The following blog is an excerpt from 4 Unique Ways To Leaf Peep by the National Park Foundation.
When autumn is fast approaching, national parks from coast to coast offer some of America’s most extraordinary fall colors.
For many people, leaf-peeping activities are limited to taking a drive to a scenic overlook – and that’s just fine, but if you want to experience the autumn colors in a new way this season, these four parks each offer their own unique view.
Whitewater enthusiasts may recognize West Virginia’s New River as one of the best rafting rivers in the nation. New River Gorge National River preserves 53 miles of free-flowing water surrounded by the lushly forested ridges of the Alleghenies, and while summer is the peak season for river trips, fall offers a unique opportunity to roar through the gorge surrounded by fiery hues of red, yellow, and orange.

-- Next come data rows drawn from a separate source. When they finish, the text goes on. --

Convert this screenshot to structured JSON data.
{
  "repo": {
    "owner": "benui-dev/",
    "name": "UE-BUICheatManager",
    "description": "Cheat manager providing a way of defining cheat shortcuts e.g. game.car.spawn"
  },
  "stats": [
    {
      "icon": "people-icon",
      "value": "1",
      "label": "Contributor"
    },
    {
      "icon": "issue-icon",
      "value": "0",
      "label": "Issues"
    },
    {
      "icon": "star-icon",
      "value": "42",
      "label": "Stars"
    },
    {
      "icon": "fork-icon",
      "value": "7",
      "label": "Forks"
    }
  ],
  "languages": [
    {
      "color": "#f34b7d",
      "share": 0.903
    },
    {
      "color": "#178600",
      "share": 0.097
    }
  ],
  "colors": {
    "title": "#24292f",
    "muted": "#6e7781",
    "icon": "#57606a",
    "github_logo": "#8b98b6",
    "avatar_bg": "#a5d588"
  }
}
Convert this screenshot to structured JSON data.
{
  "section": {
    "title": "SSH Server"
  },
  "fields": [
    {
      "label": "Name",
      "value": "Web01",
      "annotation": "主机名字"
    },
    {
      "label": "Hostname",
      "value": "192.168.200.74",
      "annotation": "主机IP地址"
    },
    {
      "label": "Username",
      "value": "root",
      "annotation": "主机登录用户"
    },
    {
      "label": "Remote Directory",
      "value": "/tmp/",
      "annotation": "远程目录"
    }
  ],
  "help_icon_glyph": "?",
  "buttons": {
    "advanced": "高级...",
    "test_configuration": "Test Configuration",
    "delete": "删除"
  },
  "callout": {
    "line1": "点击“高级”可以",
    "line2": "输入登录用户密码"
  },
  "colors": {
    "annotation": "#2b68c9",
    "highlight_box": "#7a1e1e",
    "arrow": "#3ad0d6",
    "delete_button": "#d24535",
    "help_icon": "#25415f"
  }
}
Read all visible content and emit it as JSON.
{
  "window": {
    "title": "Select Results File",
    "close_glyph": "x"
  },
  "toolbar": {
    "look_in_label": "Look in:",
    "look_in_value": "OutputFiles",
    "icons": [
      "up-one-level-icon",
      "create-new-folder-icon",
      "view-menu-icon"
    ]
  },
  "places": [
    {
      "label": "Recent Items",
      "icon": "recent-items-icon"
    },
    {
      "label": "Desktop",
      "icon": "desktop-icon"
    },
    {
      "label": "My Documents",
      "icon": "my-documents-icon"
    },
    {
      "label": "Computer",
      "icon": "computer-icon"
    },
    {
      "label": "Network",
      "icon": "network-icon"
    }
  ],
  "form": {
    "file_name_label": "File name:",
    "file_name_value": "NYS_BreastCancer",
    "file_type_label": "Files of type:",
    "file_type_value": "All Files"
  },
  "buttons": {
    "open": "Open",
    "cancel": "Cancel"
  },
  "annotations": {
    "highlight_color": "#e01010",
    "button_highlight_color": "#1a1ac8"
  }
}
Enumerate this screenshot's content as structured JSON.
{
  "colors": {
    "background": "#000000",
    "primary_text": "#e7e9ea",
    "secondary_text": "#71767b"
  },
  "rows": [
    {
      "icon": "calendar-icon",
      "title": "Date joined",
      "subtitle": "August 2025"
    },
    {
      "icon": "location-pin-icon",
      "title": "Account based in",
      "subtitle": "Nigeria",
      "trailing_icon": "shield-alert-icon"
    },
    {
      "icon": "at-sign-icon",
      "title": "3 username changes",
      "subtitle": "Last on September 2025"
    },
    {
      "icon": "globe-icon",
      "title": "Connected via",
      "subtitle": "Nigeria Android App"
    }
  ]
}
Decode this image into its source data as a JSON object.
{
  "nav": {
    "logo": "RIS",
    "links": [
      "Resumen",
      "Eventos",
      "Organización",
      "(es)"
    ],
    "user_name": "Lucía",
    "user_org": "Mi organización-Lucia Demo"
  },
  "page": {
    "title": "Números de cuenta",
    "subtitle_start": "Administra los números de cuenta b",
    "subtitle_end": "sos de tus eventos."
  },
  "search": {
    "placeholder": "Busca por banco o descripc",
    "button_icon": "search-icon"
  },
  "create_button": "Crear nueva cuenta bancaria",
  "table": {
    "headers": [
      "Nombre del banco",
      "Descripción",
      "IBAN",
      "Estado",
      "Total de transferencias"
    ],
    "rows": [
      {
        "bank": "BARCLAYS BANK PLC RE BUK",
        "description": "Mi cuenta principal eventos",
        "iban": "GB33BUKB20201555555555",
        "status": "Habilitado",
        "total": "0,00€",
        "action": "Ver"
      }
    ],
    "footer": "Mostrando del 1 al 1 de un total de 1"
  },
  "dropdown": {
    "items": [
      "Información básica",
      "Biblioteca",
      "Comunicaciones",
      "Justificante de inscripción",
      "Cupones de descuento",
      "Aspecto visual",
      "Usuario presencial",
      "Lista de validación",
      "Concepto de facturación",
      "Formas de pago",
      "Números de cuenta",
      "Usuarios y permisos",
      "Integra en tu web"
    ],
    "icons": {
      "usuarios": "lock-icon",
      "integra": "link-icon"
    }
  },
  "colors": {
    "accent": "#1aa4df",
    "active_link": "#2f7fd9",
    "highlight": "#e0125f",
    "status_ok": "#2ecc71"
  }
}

The upper (southern) part of the river is best for beginners, offering placid sections and a few relatively easy rapids, ranging from Class I to III. Advanced rafters can find a challenge in the lower (northern) section, which boasts colossal rapids up to Class V. Run the river on your own, or go with the assistance of a licensed guide.
The vast mountain landscape of Great Smoky Mountains National Park lies across the border of Tennessee and North Carolina, where the relatively chilly mountain climate creates an autumn display that you could easily mistake for New England’s. During the peak fall foliage period from late October to early November, the park’s sugar maple, scarlet oak, sweetgum, and hickory trees are simply stunning.
Continue reading, 4 Unique Ways To Leaf Peep from the National Park Foundation here.